ALDERMAN PENDERGAST "GETTING TIRED." ~ "I Am Getting Tired of This Utilities Controversy"

November 12, 1907

"I Am Getting Tired of This Utilities Controversy"
-- Alderman Pendergast in the Council
Meeting Last Night.

Here is a note of cheer for the friends of a Public Utilities commission from an unexpected source. When Alderman Pendergast begins to display signs of weariness it is then time for the fighters on the other side to "buck up" and put new spirit in the game. Not meaning, of course, that as long as Alderman Pendergast holds out there is no use to contend against him, or that he can hold the fort in the Lower House against all comers, or that he is invincible, or anything of that kind; but meaning, nevertheless, that he does cut considerable ice in the Council and in local politics, and that it is more encouraging to the cause inviting his opposition to see him inclined to capitulate than to witness a disposition on his part to persist in an attitude of defiance, even when he knows and the public knows that such a position is futile.

In short, it foreshadows something when Alderman Pendergast gets tired and proposes to quit. And more indicative, by far, is such a confession coming from a man who is husky and tenacious than would be that style of admission by a "welcher" who is given to squealing before he is hurt. Of this latter breed Alderman Pendergast is not a sample. It is only fair to him to say that he is "nervy" on any reasonable margin, and that his instinct and habit is to play the game as long as he can see anything in it.

But you may have noticed that this sort of pluck is not to be confounded with the foolish temerity that leads men to batter up their heads against stone walls. It is habitually combined with the brand of shrewdness that causes even the most obstinate fighters to know when they have had enough and to realize when they are up against a losing proposition.

Alderman Pendergast, we must remember, has been in the Council for seventeen consecutive years. This means that he is no slouch of a politician. It indicates that he keeps his fingers on the pulse of his constituency, so to speak. He is engaged in a business which brings him in touch with the people who send him to the Council, and he must have learned that wage earners and the common run of voters are not going to pay onerous tribute to the corporations -- if they know it -- for the mere sake of politics. In the wards of all the Aldermen in the Lower House who are fighting for the corporations, the people are directly concerned in good service by the Public Utilities at a fair price. You can't convince people who know enough to live in Kansas City, that is is sane or reasonable to sacrifice their own interests to those of the corporations.
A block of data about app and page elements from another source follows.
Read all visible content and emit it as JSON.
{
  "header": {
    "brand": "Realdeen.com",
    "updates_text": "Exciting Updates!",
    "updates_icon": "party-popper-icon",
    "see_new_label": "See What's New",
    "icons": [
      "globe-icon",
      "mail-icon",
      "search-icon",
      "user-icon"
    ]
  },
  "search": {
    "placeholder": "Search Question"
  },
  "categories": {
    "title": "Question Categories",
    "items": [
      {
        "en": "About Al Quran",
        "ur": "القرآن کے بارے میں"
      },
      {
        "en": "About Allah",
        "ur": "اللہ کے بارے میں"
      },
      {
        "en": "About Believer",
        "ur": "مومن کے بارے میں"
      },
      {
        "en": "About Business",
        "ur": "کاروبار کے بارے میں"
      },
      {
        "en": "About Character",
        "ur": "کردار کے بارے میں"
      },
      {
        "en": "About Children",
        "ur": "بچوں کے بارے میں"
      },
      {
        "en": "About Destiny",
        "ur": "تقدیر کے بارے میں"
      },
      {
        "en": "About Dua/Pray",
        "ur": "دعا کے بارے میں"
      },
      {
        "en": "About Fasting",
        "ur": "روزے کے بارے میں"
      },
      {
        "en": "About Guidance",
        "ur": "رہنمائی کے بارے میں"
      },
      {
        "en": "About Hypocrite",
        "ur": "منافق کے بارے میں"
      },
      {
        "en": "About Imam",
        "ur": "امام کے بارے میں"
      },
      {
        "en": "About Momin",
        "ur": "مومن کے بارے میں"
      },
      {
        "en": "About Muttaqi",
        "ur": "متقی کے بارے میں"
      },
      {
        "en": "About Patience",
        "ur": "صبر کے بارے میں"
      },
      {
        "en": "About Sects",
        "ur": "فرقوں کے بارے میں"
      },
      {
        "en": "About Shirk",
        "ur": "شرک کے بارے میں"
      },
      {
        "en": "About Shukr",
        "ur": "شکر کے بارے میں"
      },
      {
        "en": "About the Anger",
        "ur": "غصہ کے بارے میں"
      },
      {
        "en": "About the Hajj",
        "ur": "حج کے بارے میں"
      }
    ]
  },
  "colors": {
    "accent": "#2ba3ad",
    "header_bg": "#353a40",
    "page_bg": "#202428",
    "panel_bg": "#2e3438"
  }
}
Groves and Bulger and Woolf and Launder and others seem to think you can. But don't forget that the man who talks about getting tired, knows more politics and can see farther ahead than all of the other corporation allies in the Lower House, and it may be suspected, too, that he had found out that there are other folks whom he sees frequently and talks with "close down" who are "getting tired" also.